Journal of Virological Methods vol:153 issue:2 pages:176-181
European HIV Drug Resistance Workshop: From Basic Science to Clinical Implications edition:6 location:Budapest date:26-28 March 2008
Recently, the Food and Drug Administration (FDA) of the USA approved the first integrase inhibitor for inclusion in treatment regimens of HIV-1 patients failing their current regimens with multi-drug resistant strains. However, treatment failure has been observed during integrase inhibitor-containing therapy.

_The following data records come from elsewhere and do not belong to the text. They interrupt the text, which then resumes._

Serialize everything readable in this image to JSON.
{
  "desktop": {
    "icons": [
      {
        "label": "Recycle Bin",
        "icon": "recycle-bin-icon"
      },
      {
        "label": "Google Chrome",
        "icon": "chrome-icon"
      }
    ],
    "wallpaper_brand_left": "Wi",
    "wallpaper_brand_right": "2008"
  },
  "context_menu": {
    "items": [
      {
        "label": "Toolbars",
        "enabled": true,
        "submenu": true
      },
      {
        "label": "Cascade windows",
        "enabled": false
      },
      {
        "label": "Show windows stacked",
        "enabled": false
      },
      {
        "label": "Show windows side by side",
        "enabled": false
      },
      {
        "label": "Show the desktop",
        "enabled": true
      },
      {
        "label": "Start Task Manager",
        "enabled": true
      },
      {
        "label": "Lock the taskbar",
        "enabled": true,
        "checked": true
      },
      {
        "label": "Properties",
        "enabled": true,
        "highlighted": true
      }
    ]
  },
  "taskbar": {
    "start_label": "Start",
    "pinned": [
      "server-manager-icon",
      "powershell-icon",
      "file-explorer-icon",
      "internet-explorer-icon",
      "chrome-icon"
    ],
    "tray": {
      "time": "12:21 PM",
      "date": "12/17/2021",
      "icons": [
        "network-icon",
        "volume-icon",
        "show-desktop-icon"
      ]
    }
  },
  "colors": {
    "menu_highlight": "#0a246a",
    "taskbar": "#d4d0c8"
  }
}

Several mutational pathways have been described with signature mutations at integrase positions 66, 92, 148 and 155. Therefore, a genotypic assay for the amplification and sequencing of HIV-1 integrase was developed. The assay displayed a detection limit of 10 HIV-1 III(B) RNA copies/ml plasma. As the HIV-1 pandemic is characterised by a large genetic diversity, the new assay was evaluated on a panel of 74 genetically divergent samples belonging to the following genetic forms A, B, C, D, F, G, J, CRF01-AE, CRF02-AG, CRFF03-AB, CRF12-BF and CRF13-cpx. Their viral load ranged from 178 until >500,000 RNA copies/ml. The amplification and sequencing was successful for 70 samples (a success rate of 95%). The four failures were most probably due to low viral load or poor quality of RNA and not to subtype issues. Some of the sequences obtained from integrase inhibitor-naïve patients displayed polymorphisms at integrase positions associated with resistance: 74IV, 138D, 151I, 157Q and 163AE. The relevance of these polymorphisms in the absence of the signature mutations remains unclear.